Most news outlets have been covering the serious injuries sustained by ABC news anchor Bob Woodruff, and his camera-man Doug Vogt. Soldiers in Iraq get killed by IEDs every day, but it is much more “in your living room” when it happens to a guy
who’s whose face is actually in your living room every night.
“While Mr. Woodruff, 44, faces months of recovery and the full extent of his injuries are not yet known, Colonel Tellez said he could imagine him going back to work someday as a broadcast journalist. ‘He has a very good chance,’ Colonel Tellez said.
The cameraman, Doug Vogt, who was not as severely injured by the explosion, was ‘awake a lot, and talking to family and friends,’ said Marie Shaw, a spokeswoman for Landstuhl Regional Medical Center. [Link]
Another person that was with both Woodruff and Vogt in Iraq, but who doesn’t get any camera time, is ABC News producer Vinnie Malhotra.
Just before the C-17 jet lifted off early Monday from Balad Air Base near Baghdad, an ABC Television News producer, Vinnie Malhotra, stood somberly to the side as doctors and nurses strapped his colleagues and friends Bob Woodruff and Doug Vogt in for the five-hour flight.

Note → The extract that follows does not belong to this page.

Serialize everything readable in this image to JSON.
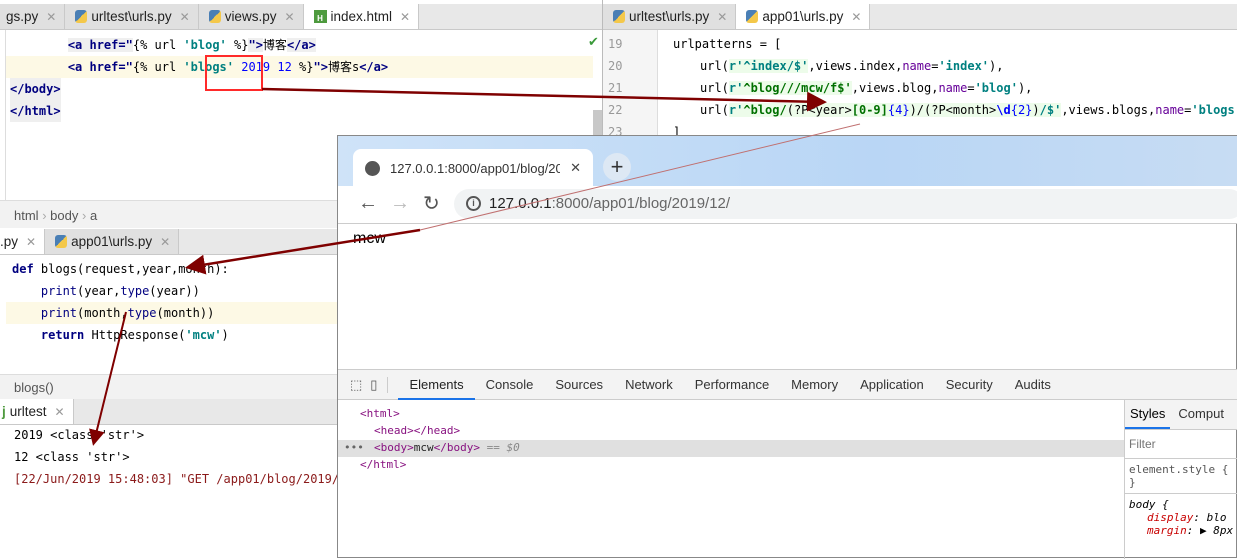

“They’re hanging in there,” said a subdued Malhotra, who was working with Woodruff and Vogt when they were seriously wounded by a roadside bomb Sunday in Iraq. [Link]
In a poignant report on Monday’s “World News Tonight,” ABC News said that after the attack Woodruff asked his producer, Vinnie Malhotra: “Am I alive?”[Link]
A quick search reveals that Emmy nominated Malhotra has been right there in the thick of things, having spent months reporting from Afghanistan, in addition to Iraq. Much respect. If I hadn’t pursued the line of work that I am pursuing, than I can’t think of a job I’d rather have than reporting from a war zone.